• _WORK ITEM_
Quote the data below in full, minus the images.

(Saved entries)

===

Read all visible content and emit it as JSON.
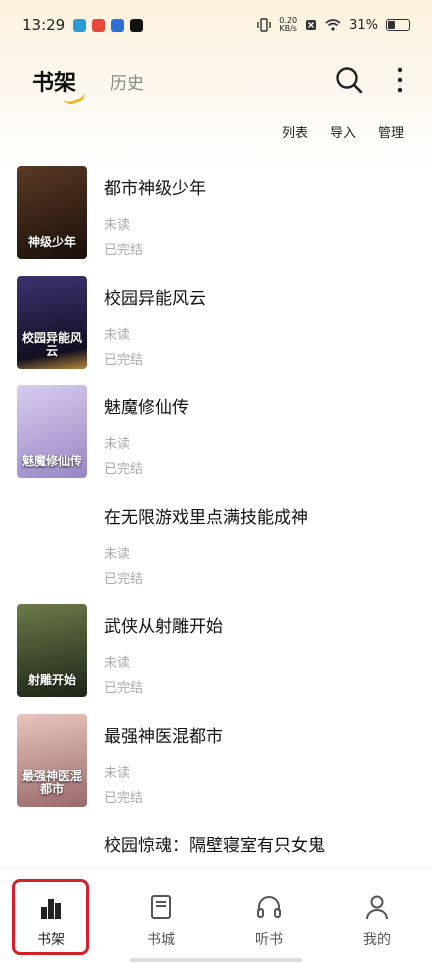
{
  "status_bar": {
    "time": "13:29",
    "net_speed_value": "0.20",
    "net_speed_unit": "KB/s",
    "battery": "31%"
  },
  "header": {
    "tab_active": "书架",
    "tab_inactive": "历史"
  },
  "actions": {
    "list": "列表",
    "import": "导入",
    "manage": "管理"
  },
  "books": [
    {
      "title": "都市神级少年",
      "progress": "未读",
      "status": "已完结",
      "cover_text": "神级少年",
      "cover_color": "#3a2417"
    },
    {
      "title": "校园异能风云",
      "progress": "未读",
      "status": "已完结",
      "cover_text": "校园异能风云",
      "cover_color": "#2a2140"
    },
    {
      "title": "魅魔修仙传",
      "progress": "未读",
      "status": "已完结",
      "cover_text": "魅魔修仙传",
      "cover_color": "#b8a9d8"
    },
    {
      "title": "在无限游戏里点满技能成神",
      "progress": "未读",
      "status": "已完结",
      "cover_text": "",
      "cover_color": "#ffffff"
    },
    {
      "title": "武侠从射雕开始",
      "progress": "未读",
      "status": "已完结",
      "cover_text": "射雕开始",
      "cover_color": "#3c4a2e"
    },
    {
      "title": "最强神医混都市",
      "progress": "未读",
      "status": "已完结",
      "cover_text": "最强神医混都市",
      "cover_color": "#d8a8a0"
    },
    {
      "title": "校园惊魂：隔壁寝室有只女鬼",
      "progress": "",
      "status": "",
      "cover_text": "",
      "cover_color": "#ffffff"
    }
  ],
  "bottom_nav": [
    {
      "label": "书架",
      "icon": "bar-chart-icon",
      "active": true
    },
    {
      "label": "书城",
      "icon": "book-icon",
      "active": false
    },
    {
      "label": "听书",
      "icon": "headphones-icon",
      "active": false
    },
    {
      "label": "我的",
      "icon": "person-icon",
      "active": false
    }
  ],
  "colors": {
    "accent": "#f0b323",
    "highlight": "#d61f26"
  }
}
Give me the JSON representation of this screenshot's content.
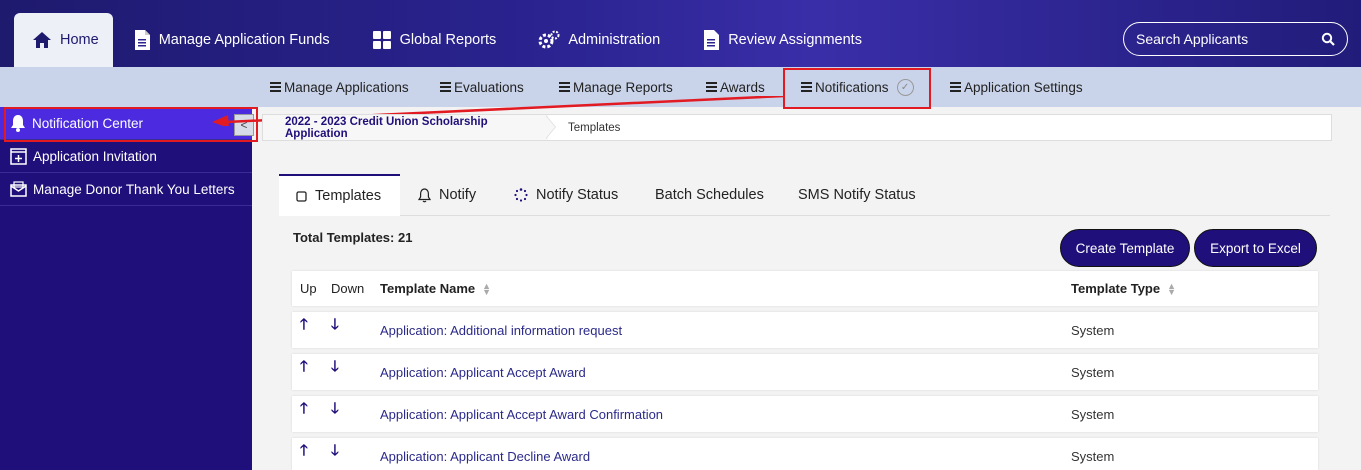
{
  "topnav": {
    "home": "Home",
    "funds": "Manage Application Funds",
    "reports": "Global Reports",
    "admin": "Administration",
    "review": "Review Assignments",
    "search_label": "Search Applicants"
  },
  "subnav": {
    "items": [
      "Manage Applications",
      "Evaluations",
      "Manage Reports",
      "Awards",
      "Notifications",
      "Application Settings"
    ]
  },
  "sidebar": {
    "items": [
      "Notification Center",
      "Application Invitation",
      "Manage Donor Thank You Letters"
    ],
    "collapse": "<"
  },
  "breadcrumb": {
    "app": "2022 - 2023 Credit Union Scholarship Application",
    "page": "Templates"
  },
  "tabs": [
    "Templates",
    "Notify",
    "Notify Status",
    "Batch Schedules",
    "SMS Notify Status"
  ],
  "summary": {
    "total": "Total Templates: 21"
  },
  "buttons": {
    "create": "Create Template",
    "export": "Export to Excel"
  },
  "table": {
    "headers": {
      "up": "Up",
      "down": "Down",
      "name": "Template Name",
      "type": "Template Type"
    },
    "rows": [
      {
        "name": "Application: Additional information request",
        "type": "System"
      },
      {
        "name": "Application: Applicant Accept Award",
        "type": "System"
      },
      {
        "name": "Application: Applicant Accept Award Confirmation",
        "type": "System"
      },
      {
        "name": "Application: Applicant Decline Award",
        "type": "System"
      }
    ]
  },
  "colors": {
    "navy": "#1f0f7a",
    "highlight": "#e21b23",
    "subnav_bg": "#c9d3ea"
  }
}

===

• _ANSWER TO THE EXERCISE_
Read all visible content and emit it as JSON.
{
  "status_bar": {
    "time": "13:29",
    "net_speed_value": "0.20",
    "net_speed_unit": "KB/s",
    "battery": "31%"
  },
  "header": {
    "tab_active": "书架",
    "tab_inactive": "历史"
  },
  "actions": {
    "list": "列表",
    "import": "导入",
    "manage": "管理"
  },
  "books": [
    {
      "title": "都市神级少年",
      "progress": "未读",
      "status": "已完结",
      "cover_text": "神级少年",
      "cover_color": "#3a2417"
    },
    {
      "title": "校园异能风云",
      "progress": "未读",
      "status": "已完结",
      "cover_text": "校园异能风云",
      "cover_color": "#2a2140"
    },
    {
      "title": "魅魔修仙传",
      "progress": "未读",
      "status": "已完结",
      "cover_text": "魅魔修仙传",
      "cover_color": "#b8a9d8"
    },
    {
      "title": "在无限游戏里点满技能成神",
      "progress": "未读",
      "status": "已完结",
      "cover_text": "",
      "cover_color": "#ffffff"
    },
    {
      "title": "武侠从射雕开始",
      "progress": "未读",
      "status": "已完结",
      "cover_text": "射雕开始",
      "cover_color": "#3c4a2e"
    },
    {
      "title": "最强神医混都市",
      "progress": "未读",
      "status": "已完结",
      "cover_text": "最强神医混都市",
      "cover_color": "#d8a8a0"
    },
    {
      "title": "校园惊魂：隔壁寝室有只女鬼",
      "progress": "",
      "status": "",
      "cover_text": "",
      "cover_color": "#ffffff"
    }
  ],
  "bottom_nav": [
    {
      "label": "书架",
      "icon": "bar-chart-icon",
      "active": true
    },
    {
      "label": "书城",
      "icon": "book-icon",
      "active": false
    },
    {
      "label": "听书",
      "icon": "headphones-icon",
      "active": false
    },
    {
      "label": "我的",
      "icon": "person-icon",
      "active": false
    }
  ],
  "colors": {
    "accent": "#f0b323",
    "highlight": "#d61f26"
  }
}
Give me the JSON representation of this screenshot's content.
{
  "topnav": {
    "home": "Home",
    "funds": "Manage Application Funds",
    "reports": "Global Reports",
    "admin": "Administration",
    "review": "Review Assignments",
    "search_label": "Search Applicants"
  },
  "subnav": {
    "items": [
      "Manage Applications",
      "Evaluations",
      "Manage Reports",
      "Awards",
      "Notifications",
      "Application Settings"
    ]
  },
  "sidebar": {
    "items": [
      "Notification Center",
      "Application Invitation",
      "Manage Donor Thank You Letters"
    ],
    "collapse": "<"
  },
  "breadcrumb": {
    "app": "2022 - 2023 Credit Union Scholarship Application",
    "page": "Templates"
  },
  "tabs": [
    "Templates",
    "Notify",
    "Notify Status",
    "Batch Schedules",
    "SMS Notify Status"
  ],
  "summary": {
    "total": "Total Templates: 21"
  },
  "buttons": {
    "create": "Create Template",
    "export": "Export to Excel"
  },
  "table": {
    "headers": {
      "up": "Up",
      "down": "Down",
      "name": "Template Name",
      "type": "Template Type"
    },
    "rows": [
      {
        "name": "Application: Additional information request",
        "type": "System"
      },
      {
        "name": "Application: Applicant Accept Award",
        "type": "System"
      },
      {
        "name": "Application: Applicant Accept Award Confirmation",
        "type": "System"
      },
      {
        "name": "Application: Applicant Decline Award",
        "type": "System"
      }
    ]
  },
  "colors": {
    "navy": "#1f0f7a",
    "highlight": "#e21b23",
    "subnav_bg": "#c9d3ea"
  }
}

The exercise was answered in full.